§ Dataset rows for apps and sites
________________

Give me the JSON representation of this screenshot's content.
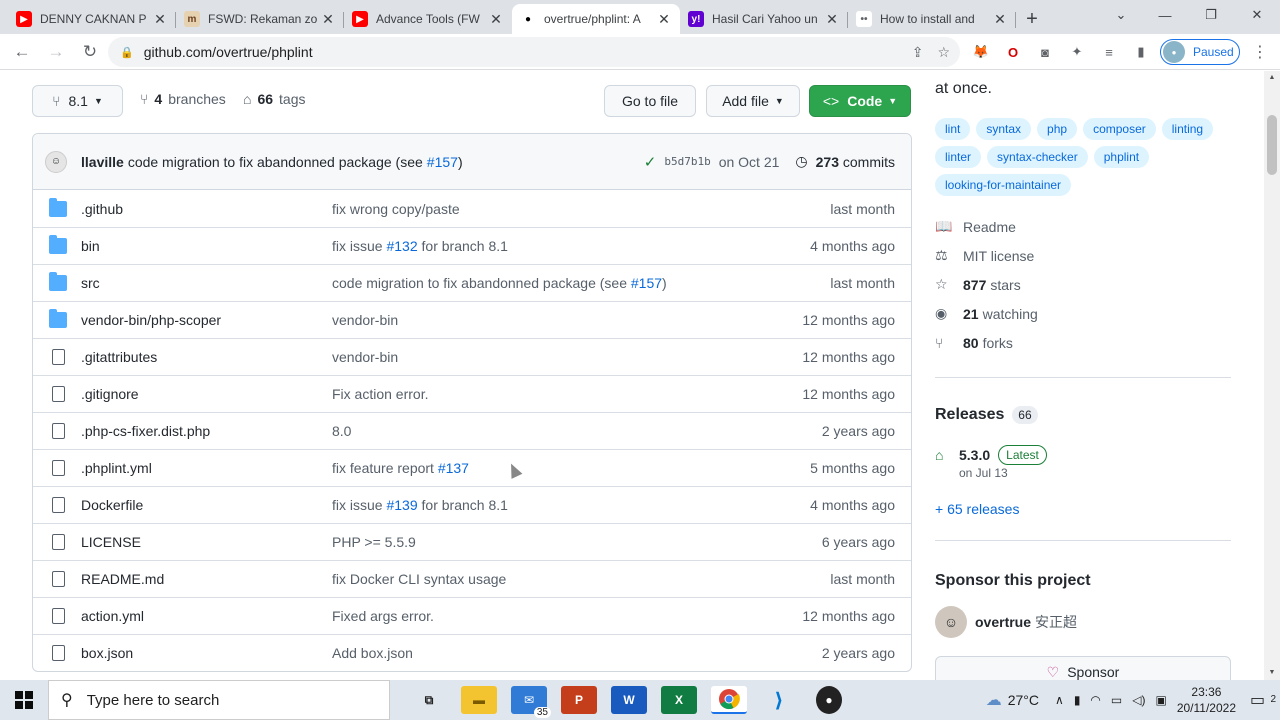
{
  "browser": {
    "tabs": [
      {
        "title": "DENNY CAKNAN P",
        "fav": "▶",
        "fav_bg": "#ff0000",
        "fav_fg": "#fff"
      },
      {
        "title": "FSWD: Rekaman zo",
        "fav": "m",
        "fav_bg": "#e6d2b0",
        "fav_fg": "#6b3f1f"
      },
      {
        "title": "Advance Tools (FW",
        "fav": "▶",
        "fav_bg": "#ff0000",
        "fav_fg": "#fff"
      },
      {
        "title": "overtrue/phplint: A",
        "fav": "●",
        "fav_bg": "#ffffff",
        "fav_fg": "#000"
      },
      {
        "title": "Hasil Cari Yahoo un",
        "fav": "y!",
        "fav_bg": "#6001d2",
        "fav_fg": "#fff"
      },
      {
        "title": "How to install and",
        "fav": "••",
        "fav_bg": "#ffffff",
        "fav_fg": "#5f6368"
      }
    ],
    "url": "github.com/overtrue/phplint",
    "profile_status": "Paused"
  },
  "repo": {
    "branch": "8.1",
    "branches_count": "4",
    "branches_label": "branches",
    "tags_count": "66",
    "tags_label": "tags",
    "go_to_file": "Go to file",
    "add_file": "Add file",
    "code": "Code"
  },
  "commit": {
    "author": "llaville",
    "message": "code migration to fix abandonned package (see",
    "issue": "#157",
    "close": ")",
    "sha": "b5d7b1b",
    "date": "on Oct 21",
    "commits_count": "273",
    "commits_label": "commits"
  },
  "files": [
    {
      "name": ".github",
      "type": "dir",
      "msg": "fix wrong copy/paste",
      "msg_link": "",
      "msg_tail": "",
      "age": "last month"
    },
    {
      "name": "bin",
      "type": "dir",
      "msg": "fix issue ",
      "msg_link": "#132",
      "msg_tail": " for branch 8.1",
      "age": "4 months ago"
    },
    {
      "name": "src",
      "type": "dir",
      "msg": "code migration to fix abandonned package (see ",
      "msg_link": "#157",
      "msg_tail": ")",
      "age": "last month"
    },
    {
      "name": "vendor-bin/php-scoper",
      "type": "dir",
      "msg": "vendor-bin",
      "msg_link": "",
      "msg_tail": "",
      "age": "12 months ago"
    },
    {
      "name": ".gitattributes",
      "type": "file",
      "msg": "vendor-bin",
      "msg_link": "",
      "msg_tail": "",
      "age": "12 months ago"
    },
    {
      "name": ".gitignore",
      "type": "file",
      "msg": "Fix action error.",
      "msg_link": "",
      "msg_tail": "",
      "age": "12 months ago"
    },
    {
      "name": ".php-cs-fixer.dist.php",
      "type": "file",
      "msg": "8.0",
      "msg_link": "",
      "msg_tail": "",
      "age": "2 years ago"
    },
    {
      "name": ".phplint.yml",
      "type": "file",
      "msg": "fix feature report ",
      "msg_link": "#137",
      "msg_tail": "",
      "age": "5 months ago"
    },
    {
      "name": "Dockerfile",
      "type": "file",
      "msg": "fix issue ",
      "msg_link": "#139",
      "msg_tail": " for branch 8.1",
      "age": "4 months ago"
    },
    {
      "name": "LICENSE",
      "type": "file",
      "msg": "PHP >= 5.5.9",
      "msg_link": "",
      "msg_tail": "",
      "age": "6 years ago"
    },
    {
      "name": "README.md",
      "type": "file",
      "msg": "fix Docker CLI syntax usage",
      "msg_link": "",
      "msg_tail": "",
      "age": "last month"
    },
    {
      "name": "action.yml",
      "type": "file",
      "msg": "Fixed args error.",
      "msg_link": "",
      "msg_tail": "",
      "age": "12 months ago"
    },
    {
      "name": "box.json",
      "type": "file",
      "msg": "Add box.json",
      "msg_link": "",
      "msg_tail": "",
      "age": "2 years ago"
    }
  ],
  "about": {
    "description_tail": "at once.",
    "topics": [
      "lint",
      "syntax",
      "php",
      "composer",
      "linting",
      "linter",
      "syntax-checker",
      "phplint",
      "looking-for-maintainer"
    ],
    "readme": "Readme",
    "license": "MIT license",
    "stars_count": "877",
    "stars_label": "stars",
    "watching_count": "21",
    "watching_label": "watching",
    "forks_count": "80",
    "forks_label": "forks"
  },
  "releases": {
    "title": "Releases",
    "count": "66",
    "latest_version": "5.3.0",
    "latest_badge": "Latest",
    "latest_date": "on Jul 13",
    "more": "+ 65 releases"
  },
  "sponsor": {
    "title": "Sponsor this project",
    "user": "overtrue",
    "user_cn": "安正超",
    "button": "Sponsor"
  },
  "taskbar": {
    "search_placeholder": "Type here to search",
    "mail_badge": "35",
    "temperature": "27°C",
    "time": "23:36",
    "date": "20/11/2022",
    "notif_count": "2"
  }
}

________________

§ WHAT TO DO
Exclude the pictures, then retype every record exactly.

§ SOLUTION
Give me the JSON representation of this screenshot's content.
{
  "browser": {
    "tabs": [
      {
        "title": "DENNY CAKNAN P",
        "fav": "▶",
        "fav_bg": "#ff0000",
        "fav_fg": "#fff"
      },
      {
        "title": "FSWD: Rekaman zo",
        "fav": "m",
        "fav_bg": "#e6d2b0",
        "fav_fg": "#6b3f1f"
      },
      {
        "title": "Advance Tools (FW",
        "fav": "▶",
        "fav_bg": "#ff0000",
        "fav_fg": "#fff"
      },
      {
        "title": "overtrue/phplint: A",
        "fav": "●",
        "fav_bg": "#ffffff",
        "fav_fg": "#000"
      },
      {
        "title": "Hasil Cari Yahoo un",
        "fav": "y!",
        "fav_bg": "#6001d2",
        "fav_fg": "#fff"
      },
      {
        "title": "How to install and",
        "fav": "••",
        "fav_bg": "#ffffff",
        "fav_fg": "#5f6368"
      }
    ],
    "url": "github.com/overtrue/phplint",
    "profile_status": "Paused"
  },
  "repo": {
    "branch": "8.1",
    "branches_count": "4",
    "branches_label": "branches",
    "tags_count": "66",
    "tags_label": "tags",
    "go_to_file": "Go to file",
    "add_file": "Add file",
    "code": "Code"
  },
  "commit": {
    "author": "llaville",
    "message": "code migration to fix abandonned package (see",
    "issue": "#157",
    "close": ")",
    "sha": "b5d7b1b",
    "date": "on Oct 21",
    "commits_count": "273",
    "commits_label": "commits"
  },
  "files": [
    {
      "name": ".github",
      "type": "dir",
      "msg": "fix wrong copy/paste",
      "msg_link": "",
      "msg_tail": "",
      "age": "last month"
    },
    {
      "name": "bin",
      "type": "dir",
      "msg": "fix issue ",
      "msg_link": "#132",
      "msg_tail": " for branch 8.1",
      "age": "4 months ago"
    },
    {
      "name": "src",
      "type": "dir",
      "msg": "code migration to fix abandonned package (see ",
      "msg_link": "#157",
      "msg_tail": ")",
      "age": "last month"
    },
    {
      "name": "vendor-bin/php-scoper",
      "type": "dir",
      "msg": "vendor-bin",
      "msg_link": "",
      "msg_tail": "",
      "age": "12 months ago"
    },
    {
      "name": ".gitattributes",
      "type": "file",
      "msg": "vendor-bin",
      "msg_link": "",
      "msg_tail": "",
      "age": "12 months ago"
    },
    {
      "name": ".gitignore",
      "type": "file",
      "msg": "Fix action error.",
      "msg_link": "",
      "msg_tail": "",
      "age": "12 months ago"
    },
    {
      "name": ".php-cs-fixer.dist.php",
      "type": "file",
      "msg": "8.0",
      "msg_link": "",
      "msg_tail": "",
      "age": "2 years ago"
    },
    {
      "name": ".phplint.yml",
      "type": "file",
      "msg": "fix feature report ",
      "msg_link": "#137",
      "msg_tail": "",
      "age": "5 months ago"
    },
    {
      "name": "Dockerfile",
      "type": "file",
      "msg": "fix issue ",
      "msg_link": "#139",
      "msg_tail": " for branch 8.1",
      "age": "4 months ago"
    },
    {
      "name": "LICENSE",
      "type": "file",
      "msg": "PHP >= 5.5.9",
      "msg_link": "",
      "msg_tail": "",
      "age": "6 years ago"
    },
    {
      "name": "README.md",
      "type": "file",
      "msg": "fix Docker CLI syntax usage",
      "msg_link": "",
      "msg_tail": "",
      "age": "last month"
    },
    {
      "name": "action.yml",
      "type": "file",
      "msg": "Fixed args error.",
      "msg_link": "",
      "msg_tail": "",
      "age": "12 months ago"
    },
    {
      "name": "box.json",
      "type": "file",
      "msg": "Add box.json",
      "msg_link": "",
      "msg_tail": "",
      "age": "2 years ago"
    }
  ],
  "about": {
    "description_tail": "at once.",
    "topics": [
      "lint",
      "syntax",
      "php",
      "composer",
      "linting",
      "linter",
      "syntax-checker",
      "phplint",
      "looking-for-maintainer"
    ],
    "readme": "Readme",
    "license": "MIT license",
    "stars_count": "877",
    "stars_label": "stars",
    "watching_count": "21",
    "watching_label": "watching",
    "forks_count": "80",
    "forks_label": "forks"
  },
  "releases": {
    "title": "Releases",
    "count": "66",
    "latest_version": "5.3.0",
    "latest_badge": "Latest",
    "latest_date": "on Jul 13",
    "more": "+ 65 releases"
  },
  "sponsor": {
    "title": "Sponsor this project",
    "user": "overtrue",
    "user_cn": "安正超",
    "button": "Sponsor"
  },
  "taskbar": {
    "search_placeholder": "Type here to search",
    "mail_badge": "35",
    "temperature": "27°C",
    "time": "23:36",
    "date": "20/11/2022",
    "notif_count": "2"
  }
}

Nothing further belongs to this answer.